:: WHAT YOU SHOULD DO ::
Read the lines below, and copy any that contain the string "icon".

(Element data from apps and pages)
****************************************
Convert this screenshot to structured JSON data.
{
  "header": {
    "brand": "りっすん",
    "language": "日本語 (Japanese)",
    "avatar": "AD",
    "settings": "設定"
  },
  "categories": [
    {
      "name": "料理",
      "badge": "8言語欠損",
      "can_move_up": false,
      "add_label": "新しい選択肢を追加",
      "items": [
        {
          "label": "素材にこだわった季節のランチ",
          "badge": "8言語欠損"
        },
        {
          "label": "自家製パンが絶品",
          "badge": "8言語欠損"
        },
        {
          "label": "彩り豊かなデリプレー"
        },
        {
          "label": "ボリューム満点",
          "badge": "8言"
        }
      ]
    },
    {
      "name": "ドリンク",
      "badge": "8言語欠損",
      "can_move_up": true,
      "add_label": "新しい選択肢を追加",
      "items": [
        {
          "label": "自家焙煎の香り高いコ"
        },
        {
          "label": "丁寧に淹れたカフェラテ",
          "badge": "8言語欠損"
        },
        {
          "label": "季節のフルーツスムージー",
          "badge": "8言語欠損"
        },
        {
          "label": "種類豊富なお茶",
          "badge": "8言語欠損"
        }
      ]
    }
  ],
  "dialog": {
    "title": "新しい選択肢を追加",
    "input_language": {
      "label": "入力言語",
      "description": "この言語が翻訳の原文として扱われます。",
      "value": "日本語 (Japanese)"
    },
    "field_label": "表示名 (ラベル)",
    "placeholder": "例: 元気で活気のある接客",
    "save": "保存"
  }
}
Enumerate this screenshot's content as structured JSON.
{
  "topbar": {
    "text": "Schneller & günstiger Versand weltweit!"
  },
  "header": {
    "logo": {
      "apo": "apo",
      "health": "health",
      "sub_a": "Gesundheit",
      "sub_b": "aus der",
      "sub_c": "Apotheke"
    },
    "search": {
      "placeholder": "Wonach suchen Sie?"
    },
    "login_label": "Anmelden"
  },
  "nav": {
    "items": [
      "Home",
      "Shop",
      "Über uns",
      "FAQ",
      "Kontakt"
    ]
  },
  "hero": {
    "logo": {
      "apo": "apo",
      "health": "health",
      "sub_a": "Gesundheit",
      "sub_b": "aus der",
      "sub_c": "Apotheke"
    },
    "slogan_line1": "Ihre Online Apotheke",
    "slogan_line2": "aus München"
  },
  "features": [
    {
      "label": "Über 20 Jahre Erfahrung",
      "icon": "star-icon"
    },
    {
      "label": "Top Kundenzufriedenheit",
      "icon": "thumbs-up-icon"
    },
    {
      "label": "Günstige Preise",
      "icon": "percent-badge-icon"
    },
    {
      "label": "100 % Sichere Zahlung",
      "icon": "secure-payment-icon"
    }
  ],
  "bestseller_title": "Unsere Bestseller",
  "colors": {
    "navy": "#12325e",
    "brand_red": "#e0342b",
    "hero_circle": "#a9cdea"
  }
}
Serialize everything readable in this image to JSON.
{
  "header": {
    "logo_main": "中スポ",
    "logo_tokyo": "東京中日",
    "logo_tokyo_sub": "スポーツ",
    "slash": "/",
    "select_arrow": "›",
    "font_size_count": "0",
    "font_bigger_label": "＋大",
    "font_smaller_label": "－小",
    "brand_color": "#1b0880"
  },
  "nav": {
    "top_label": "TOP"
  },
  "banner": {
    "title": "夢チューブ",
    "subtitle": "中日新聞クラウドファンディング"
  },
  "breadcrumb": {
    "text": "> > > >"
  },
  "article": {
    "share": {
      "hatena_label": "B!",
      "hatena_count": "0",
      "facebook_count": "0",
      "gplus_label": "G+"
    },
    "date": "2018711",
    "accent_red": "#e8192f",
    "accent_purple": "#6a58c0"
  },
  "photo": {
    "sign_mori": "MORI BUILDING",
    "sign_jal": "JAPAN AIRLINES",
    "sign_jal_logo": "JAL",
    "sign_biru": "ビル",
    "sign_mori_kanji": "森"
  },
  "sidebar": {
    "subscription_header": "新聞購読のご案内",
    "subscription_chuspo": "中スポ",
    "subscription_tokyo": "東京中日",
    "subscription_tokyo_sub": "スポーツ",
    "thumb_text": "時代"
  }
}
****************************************
:: REPLY TO THE TASK ::
      "icon": "star-icon"
      "icon": "thumbs-up-icon"
      "icon": "percent-badge-icon"
      "icon": "secure-payment-icon"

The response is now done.